== Segment start ==

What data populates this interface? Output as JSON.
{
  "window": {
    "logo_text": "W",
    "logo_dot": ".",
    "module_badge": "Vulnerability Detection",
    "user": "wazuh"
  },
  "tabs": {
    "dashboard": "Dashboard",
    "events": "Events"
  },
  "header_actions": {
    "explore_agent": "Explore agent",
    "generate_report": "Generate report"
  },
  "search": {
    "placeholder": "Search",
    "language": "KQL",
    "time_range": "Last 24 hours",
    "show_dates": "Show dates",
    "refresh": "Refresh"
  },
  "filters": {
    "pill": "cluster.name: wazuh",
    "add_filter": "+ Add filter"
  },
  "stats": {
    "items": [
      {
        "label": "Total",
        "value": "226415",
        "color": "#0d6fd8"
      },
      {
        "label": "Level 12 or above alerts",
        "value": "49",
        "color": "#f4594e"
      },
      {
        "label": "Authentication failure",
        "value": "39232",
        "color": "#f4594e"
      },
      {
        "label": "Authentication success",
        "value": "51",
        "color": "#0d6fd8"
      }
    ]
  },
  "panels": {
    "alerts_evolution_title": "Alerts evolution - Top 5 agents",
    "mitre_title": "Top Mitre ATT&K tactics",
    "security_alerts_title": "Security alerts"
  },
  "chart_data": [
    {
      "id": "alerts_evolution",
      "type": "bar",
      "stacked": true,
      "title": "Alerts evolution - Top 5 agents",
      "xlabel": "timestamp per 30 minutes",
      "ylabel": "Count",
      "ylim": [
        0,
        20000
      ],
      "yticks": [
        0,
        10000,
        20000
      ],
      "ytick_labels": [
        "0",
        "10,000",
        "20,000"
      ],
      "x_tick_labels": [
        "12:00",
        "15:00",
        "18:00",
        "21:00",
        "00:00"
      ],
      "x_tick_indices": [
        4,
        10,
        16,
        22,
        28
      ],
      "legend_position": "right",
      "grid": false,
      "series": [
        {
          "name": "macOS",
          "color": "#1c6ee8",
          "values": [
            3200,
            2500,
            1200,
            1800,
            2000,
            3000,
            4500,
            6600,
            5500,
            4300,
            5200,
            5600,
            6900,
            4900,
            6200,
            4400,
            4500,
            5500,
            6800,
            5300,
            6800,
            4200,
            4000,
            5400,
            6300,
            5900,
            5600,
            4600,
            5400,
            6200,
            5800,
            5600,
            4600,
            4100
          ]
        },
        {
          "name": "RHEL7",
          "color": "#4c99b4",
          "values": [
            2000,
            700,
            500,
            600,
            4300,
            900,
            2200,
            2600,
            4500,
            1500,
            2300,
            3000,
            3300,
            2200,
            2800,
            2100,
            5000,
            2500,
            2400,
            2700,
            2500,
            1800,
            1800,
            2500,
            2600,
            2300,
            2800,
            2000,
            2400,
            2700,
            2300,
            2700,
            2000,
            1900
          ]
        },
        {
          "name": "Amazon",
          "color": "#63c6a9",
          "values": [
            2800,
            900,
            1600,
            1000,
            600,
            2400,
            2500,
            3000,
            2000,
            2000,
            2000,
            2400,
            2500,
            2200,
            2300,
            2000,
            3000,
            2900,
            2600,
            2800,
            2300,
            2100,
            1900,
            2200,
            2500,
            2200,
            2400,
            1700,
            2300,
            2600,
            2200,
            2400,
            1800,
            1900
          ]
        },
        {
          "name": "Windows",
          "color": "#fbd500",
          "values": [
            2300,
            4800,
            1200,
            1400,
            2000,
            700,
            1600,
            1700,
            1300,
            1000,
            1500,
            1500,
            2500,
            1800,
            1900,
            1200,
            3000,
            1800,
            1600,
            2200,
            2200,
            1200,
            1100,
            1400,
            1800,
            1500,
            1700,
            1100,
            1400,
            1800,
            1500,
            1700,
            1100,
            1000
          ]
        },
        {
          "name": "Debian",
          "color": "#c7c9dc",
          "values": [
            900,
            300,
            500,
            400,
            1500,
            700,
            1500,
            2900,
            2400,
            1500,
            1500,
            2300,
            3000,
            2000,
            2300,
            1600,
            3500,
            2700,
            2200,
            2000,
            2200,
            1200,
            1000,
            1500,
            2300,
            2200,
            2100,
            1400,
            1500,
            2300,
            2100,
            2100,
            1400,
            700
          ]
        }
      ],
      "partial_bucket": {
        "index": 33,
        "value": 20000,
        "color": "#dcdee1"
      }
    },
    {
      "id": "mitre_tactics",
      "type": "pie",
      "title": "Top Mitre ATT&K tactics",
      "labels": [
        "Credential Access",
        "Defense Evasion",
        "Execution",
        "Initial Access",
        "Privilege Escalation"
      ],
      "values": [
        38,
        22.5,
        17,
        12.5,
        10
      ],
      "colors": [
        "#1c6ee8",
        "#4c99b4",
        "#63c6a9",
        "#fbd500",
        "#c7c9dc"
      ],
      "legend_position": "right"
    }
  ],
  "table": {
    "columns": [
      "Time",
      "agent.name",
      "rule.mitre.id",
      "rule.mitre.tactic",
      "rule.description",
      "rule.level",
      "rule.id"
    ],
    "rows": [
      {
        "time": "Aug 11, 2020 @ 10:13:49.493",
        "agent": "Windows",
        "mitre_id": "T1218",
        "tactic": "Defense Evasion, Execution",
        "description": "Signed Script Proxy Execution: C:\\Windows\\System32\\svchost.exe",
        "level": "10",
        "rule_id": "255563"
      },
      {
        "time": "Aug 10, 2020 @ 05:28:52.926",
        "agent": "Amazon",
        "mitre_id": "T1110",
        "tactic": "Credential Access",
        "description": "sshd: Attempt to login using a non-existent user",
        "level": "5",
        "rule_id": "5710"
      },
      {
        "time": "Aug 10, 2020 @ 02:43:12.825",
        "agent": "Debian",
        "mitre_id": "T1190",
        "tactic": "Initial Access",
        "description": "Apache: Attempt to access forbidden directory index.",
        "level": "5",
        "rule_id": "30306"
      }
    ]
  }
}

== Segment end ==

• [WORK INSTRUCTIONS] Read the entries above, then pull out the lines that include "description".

• [EXERCISE RESPONSE]
      "rule.description",
        "description": "Signed Script Proxy Execution: C:\\Windows\\System32\\svchost.exe",
        "description": "sshd: Attempt to login using a non-existent user",
        "description": "Apache: Attempt to access forbidden directory index.",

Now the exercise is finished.